After causing someone’s death, you might be in shock. After all, you did not intend for the person to die. Maybe you simply got into a fistfight in a bar, or you accidentally poisoned someone when your business released chemicals into the water in violation of an environmental regulation. You know you did not intentionally kill someone; nevertheless, you face the possibility of years in jail.
Your first step is to avoid giving the police a voluntary statement. Any statements you make can be used against you at a trial, and you should not say anything you might regret. It is best to stand on your right to remain silent.
Second, you should not try to destroy evidence, which is itself an independent crime and will only make things work. Let the police investigate your home or business, if necessary.

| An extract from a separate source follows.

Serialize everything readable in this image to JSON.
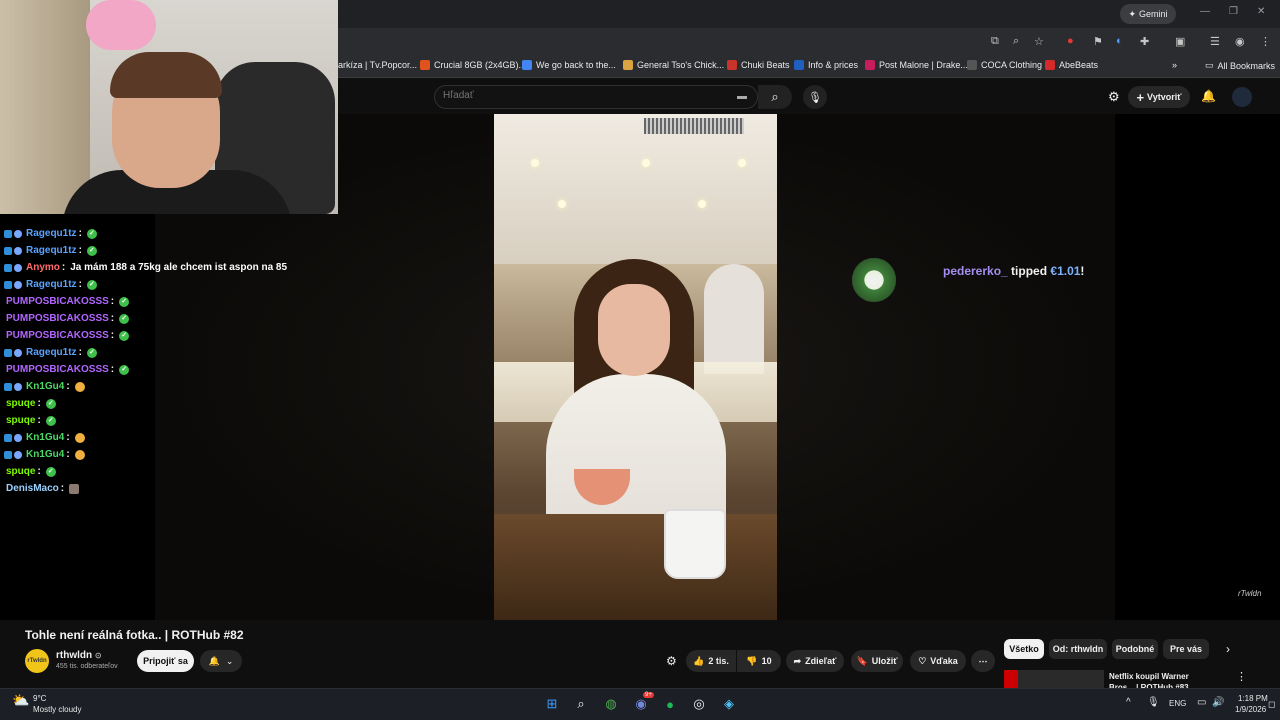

Third, you should hire an experienced Toledo manslaughter lawyer. At Groth & Associates, we vigorously protect our client’s rights by forcing the prosecutor to prove guilt beyond a reasonable doubt. Many of our attorneys are former prosecutors who understand how the state builds cases against criminal defendants—and understand all the mistakes prosecutors and police can make. We want to put that knowledge to work for you.